*REQUIRED ACTION*
Your task is to retype every entry exactly while omitting the pictures.

*SUPPLIED MATERIAL*
^^^^^^^^
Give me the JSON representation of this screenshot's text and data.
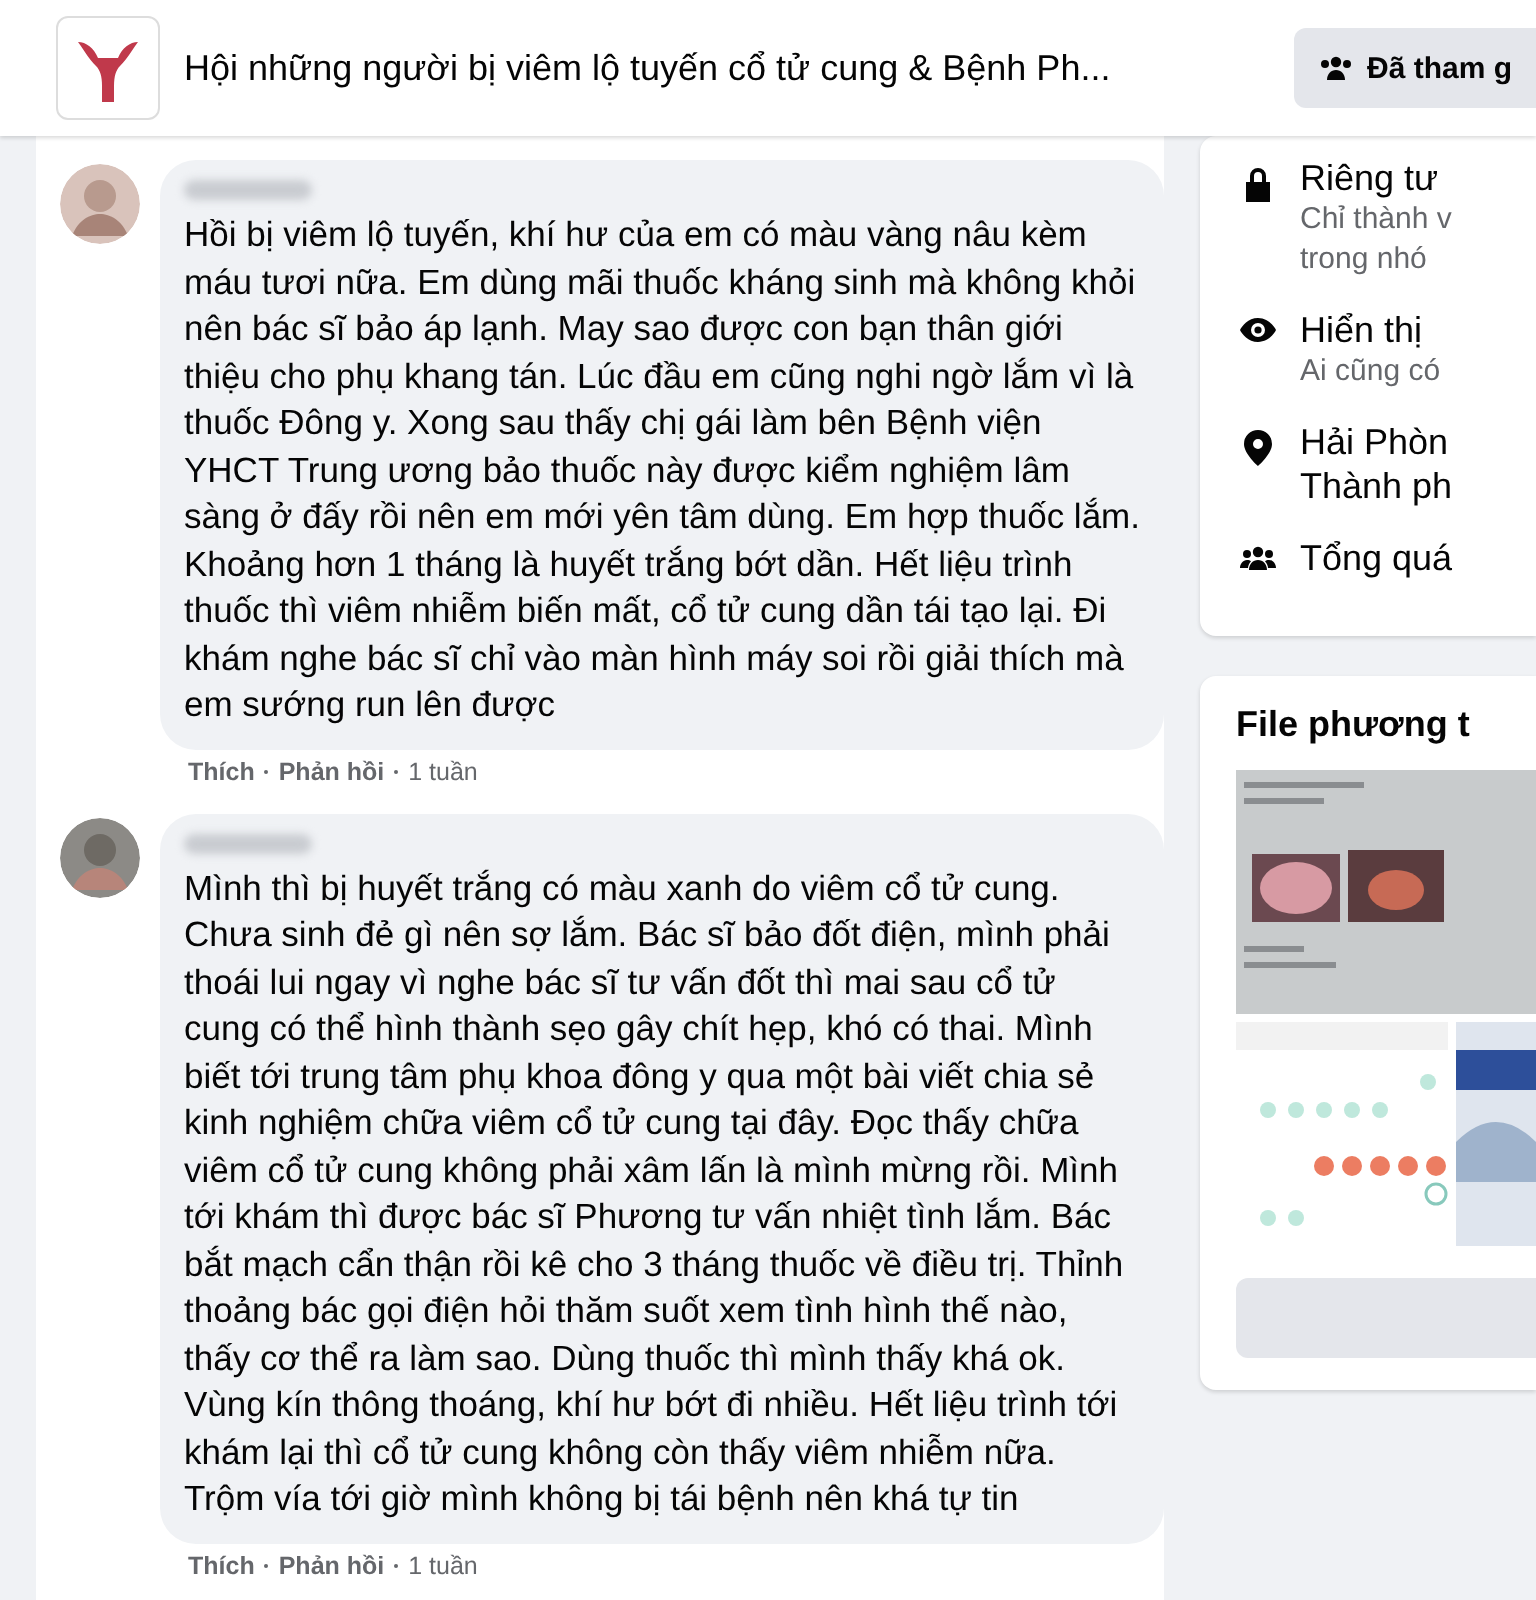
{
  "header": {
    "group_title": "Hội những người bị viêm lộ tuyến cổ tử cung & Bệnh Ph...",
    "join_button": "Đã tham g"
  },
  "comments": [
    {
      "text": "Hồi bị viêm lộ tuyến, khí hư của em có màu vàng nâu kèm máu tươi nữa. Em dùng mãi thuốc kháng sinh mà không khỏi nên bác sĩ bảo áp lạnh. May sao được con bạn thân giới thiệu cho phụ khang tán. Lúc đầu em cũng nghi ngờ lắm vì là thuốc Đông y. Xong sau thấy chị gái làm bên Bệnh viện YHCT Trung ương bảo thuốc này được kiểm nghiệm lâm sàng ở đấy rồi nên em mới yên tâm dùng. Em hợp thuốc lắm. Khoảng hơn 1 tháng là huyết trắng bớt dần. Hết liệu trình thuốc thì viêm nhiễm biến mất, cổ tử cung dần tái tạo lại. Đi khám nghe bác sĩ chỉ vào màn hình máy soi rồi giải thích mà em sướng run lên được",
      "like": "Thích",
      "reply": "Phản hồi",
      "time": "1 tuần"
    },
    {
      "text": "Mình thì bị huyết trắng có màu xanh do viêm cổ tử cung. Chưa sinh đẻ gì nên sợ lắm. Bác sĩ bảo đốt điện, mình phải thoái lui ngay vì nghe bác sĩ tư vấn đốt thì mai sau cổ tử cung có thể hình thành sẹo gây chít hẹp, khó có thai. Mình biết tới trung tâm phụ khoa đông y qua một bài viết chia sẻ kinh nghiệm chữa viêm cổ tử cung tại đây. Đọc thấy chữa viêm cổ tử cung không phải xâm lấn là mình mừng rồi. Mình tới khám thì được bác sĩ Phương tư vấn nhiệt tình lắm. Bác bắt mạch cẩn thận rồi kê cho 3 tháng thuốc về điều trị. Thỉnh thoảng bác gọi điện hỏi thăm suốt xem tình hình thế nào, thấy cơ thể ra làm sao. Dùng thuốc thì mình thấy khá ok. Vùng kín thông thoáng, khí hư bớt đi nhiều. Hết liệu trình tới khám lại thì cổ tử cung không còn thấy viêm nhiễm nữa. Trộm vía tới giờ mình không bị tái bệnh nên khá tự tin",
      "like": "Thích",
      "reply": "Phản hồi",
      "time": "1 tuần"
    }
  ],
  "about": [
    {
      "kind": "lock",
      "title": "Riêng tư",
      "lines": [
        "Chỉ thành v",
        "trong nhó"
      ]
    },
    {
      "kind": "eye",
      "title": "Hiển thị",
      "lines": [
        "Ai cũng có"
      ]
    },
    {
      "kind": "pin",
      "title": "Hải Phòn",
      "title2": "Thành ph"
    },
    {
      "kind": "people",
      "title": "Tổng quá"
    }
  ],
  "media": {
    "title": "File phương t"
  }
}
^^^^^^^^
*RESULT OF THE TASK*
Give me the JSON representation of this screenshot's text and data.
{
  "header": {
    "group_title": "Hội những người bị viêm lộ tuyến cổ tử cung & Bệnh Ph...",
    "join_button": "Đã tham g"
  },
  "comments": [
    {
      "text": "Hồi bị viêm lộ tuyến, khí hư của em có màu vàng nâu kèm máu tươi nữa. Em dùng mãi thuốc kháng sinh mà không khỏi nên bác sĩ bảo áp lạnh. May sao được con bạn thân giới thiệu cho phụ khang tán. Lúc đầu em cũng nghi ngờ lắm vì là thuốc Đông y. Xong sau thấy chị gái làm bên Bệnh viện YHCT Trung ương bảo thuốc này được kiểm nghiệm lâm sàng ở đấy rồi nên em mới yên tâm dùng. Em hợp thuốc lắm. Khoảng hơn 1 tháng là huyết trắng bớt dần. Hết liệu trình thuốc thì viêm nhiễm biến mất, cổ tử cung dần tái tạo lại. Đi khám nghe bác sĩ chỉ vào màn hình máy soi rồi giải thích mà em sướng run lên được",
      "like": "Thích",
      "reply": "Phản hồi",
      "time": "1 tuần"
    },
    {
      "text": "Mình thì bị huyết trắng có màu xanh do viêm cổ tử cung. Chưa sinh đẻ gì nên sợ lắm. Bác sĩ bảo đốt điện, mình phải thoái lui ngay vì nghe bác sĩ tư vấn đốt thì mai sau cổ tử cung có thể hình thành sẹo gây chít hẹp, khó có thai. Mình biết tới trung tâm phụ khoa đông y qua một bài viết chia sẻ kinh nghiệm chữa viêm cổ tử cung tại đây. Đọc thấy chữa viêm cổ tử cung không phải xâm lấn là mình mừng rồi. Mình tới khám thì được bác sĩ Phương tư vấn nhiệt tình lắm. Bác bắt mạch cẩn thận rồi kê cho 3 tháng thuốc về điều trị. Thỉnh thoảng bác gọi điện hỏi thăm suốt xem tình hình thế nào, thấy cơ thể ra làm sao. Dùng thuốc thì mình thấy khá ok. Vùng kín thông thoáng, khí hư bớt đi nhiều. Hết liệu trình tới khám lại thì cổ tử cung không còn thấy viêm nhiễm nữa. Trộm vía tới giờ mình không bị tái bệnh nên khá tự tin",
      "like": "Thích",
      "reply": "Phản hồi",
      "time": "1 tuần"
    }
  ],
  "about": [
    {
      "kind": "lock",
      "title": "Riêng tư",
      "lines": [
        "Chỉ thành v",
        "trong nhó"
      ]
    },
    {
      "kind": "eye",
      "title": "Hiển thị",
      "lines": [
        "Ai cũng có"
      ]
    },
    {
      "kind": "pin",
      "title": "Hải Phòn",
      "title2": "Thành ph"
    },
    {
      "kind": "people",
      "title": "Tổng quá"
    }
  ],
  "media": {
    "title": "File phương t"
  }
}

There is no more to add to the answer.